Filler / Binder: Nicaragua and Dominican Republic
Appearance (0-20): The shiny navy and white dual bands give this cigar a nice initial look to cover a decent looking stick. Coloration of the tobacco is consistent with some minor imperfections. There are some smaller veins of note, though nothing that would be a cause for too much concern. It’s not a cigar I would be implicitly drawn to, though I wouldn’t walk away from it either.
Construction (0-20): A lot of people tend to swear by RP and his standards for cigar manufacturing, but I find that it doesn’t always implicitly hold true. This stick is an example of that. The initial cut was a bit messy, and the draw was very loose. While it burned cool, it was rather flakey and inconsistent in terms of keeping a decent line. The ash, however, did hold on for over an inch at a pop. It was really quite disappointing, as through three different sticks, I had the same issues with each of them.
Strength (0-20): Medium to full billing it stands up to that relatively well. No real complaints here.
Flavor (0-20): Initially there is a sweet caramel and rich leather taste to introduce you to the smoke. It’s really well balanced and there are nuances of spice, earthiness, and cedar. The blend remains relatively unchanged with the exception of the earthiness, which begins to ramp up slowly and finally peaks around the 2/3 point of the cigar. From time to time there are hints of pepper, but nothing overpowering in any way.
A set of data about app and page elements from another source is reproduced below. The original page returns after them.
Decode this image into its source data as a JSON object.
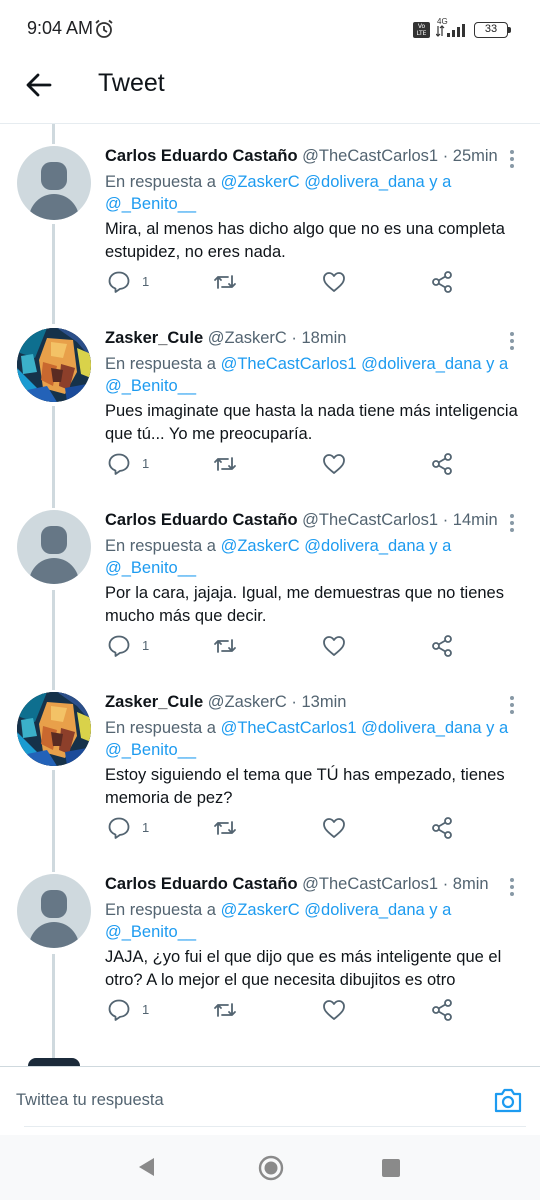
{
  "status": {
    "time": "9:04 AM",
    "volte": "Vo LTE",
    "network": "4G",
    "battery": "33"
  },
  "header": {
    "title": "Tweet"
  },
  "tweets": [
    {
      "display_name": "Carlos Eduardo Castaño",
      "handle": "@TheCastCarlos1",
      "time": "· 25min",
      "reply_prefix": "En respuesta a",
      "mention_1": "@ZaskerC",
      "mention_2": "@dolivera_dana",
      "reply_join": "y a",
      "mention_3": "@_Benito__",
      "text": "Mira, al menos has dicho algo que no es una completa estupidez, no eres nada.",
      "reply_count": "1",
      "avatar": "default-avatar"
    },
    {
      "display_name": "Zasker_Cule",
      "handle": "@ZaskerC",
      "time": "· 18min",
      "reply_prefix": "En respuesta a",
      "mention_1": "@TheCastCarlos1",
      "mention_2": "@dolivera_dana",
      "reply_join": "y a",
      "mention_3": "@_Benito__",
      "text": "Pues imaginate que hasta la nada tiene más inteligencia que tú... Yo me preocuparía.",
      "reply_count": "1",
      "avatar": "art-avatar"
    },
    {
      "display_name": "Carlos Eduardo Castaño",
      "handle": "@TheCastCarlos1",
      "time": "· 14min",
      "reply_prefix": "En respuesta a",
      "mention_1": "@ZaskerC",
      "mention_2": "@dolivera_dana",
      "reply_join": "y a",
      "mention_3": "@_Benito__",
      "text": "Por la cara, jajaja. Igual, me demuestras que no tienes mucho más que decir.",
      "reply_count": "1",
      "avatar": "default-avatar"
    },
    {
      "display_name": "Zasker_Cule",
      "handle": "@ZaskerC",
      "time": "· 13min",
      "reply_prefix": "En respuesta a",
      "mention_1": "@TheCastCarlos1",
      "mention_2": "@dolivera_dana",
      "reply_join": "y a",
      "mention_3": "@_Benito__",
      "text": "Estoy siguiendo el tema que TÚ has empezado, tienes memoria de pez?",
      "reply_count": "1",
      "avatar": "art-avatar"
    },
    {
      "display_name": "Carlos Eduardo Castaño",
      "handle": "@TheCastCarlos1",
      "time": "· 8min",
      "reply_prefix": "En respuesta a",
      "mention_1": "@ZaskerC",
      "mention_2": "@dolivera_dana",
      "reply_join": "y a",
      "mention_3": "@_Benito__",
      "text": "JAJA, ¿yo fui el que dijo que es más inteligente que el otro? A lo mejor el que necesita dibujitos es otro",
      "reply_count": "1",
      "avatar": "default-avatar"
    }
  ],
  "composer": {
    "placeholder": "Twittea tu respuesta"
  },
  "icons": {
    "back": "arrow-left-icon",
    "more": "more-vertical-icon",
    "reply": "reply-icon",
    "retweet": "retweet-icon",
    "like": "heart-icon",
    "share": "share-icon",
    "camera": "camera-icon"
  },
  "colors": {
    "link": "#1d9bf0",
    "secondary_text": "#536471",
    "primary_text": "#0f1419",
    "thread_line": "#cfd9de"
  }
}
Value (0-20): $8. Hmm. not quite the price I want to pay for something like this. I felt like it should hover closer to the $5 range, and even there might be a bit of a stretch. It’s not out of this world for the pricing, but it also isn’t great.
Additional Notes: Paired with water at Cigars International.
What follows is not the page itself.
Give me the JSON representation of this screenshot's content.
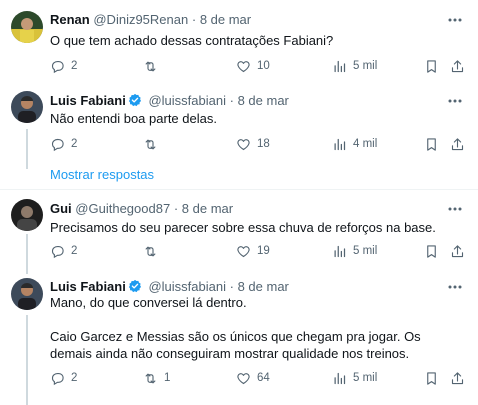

Overall (0-100): I know a lot of people who will swear by Rocky Patel, but I personally have found the majority of his smokes to be on the boring side of things. There are some asides, of course, but this one is no exception. There are some decent flavors held in the Vintage 2003 Cameroon (caramel, earth, leather, cedar) but they more or less are the same throughout. Aka no real complexity. It’s still pleasing to the palate and has its place… just not when I’m looking for something with more flavor. There’s some nice strength behind it but with both an alright appearance and some construction issues… I would likely steer clear for its retail price.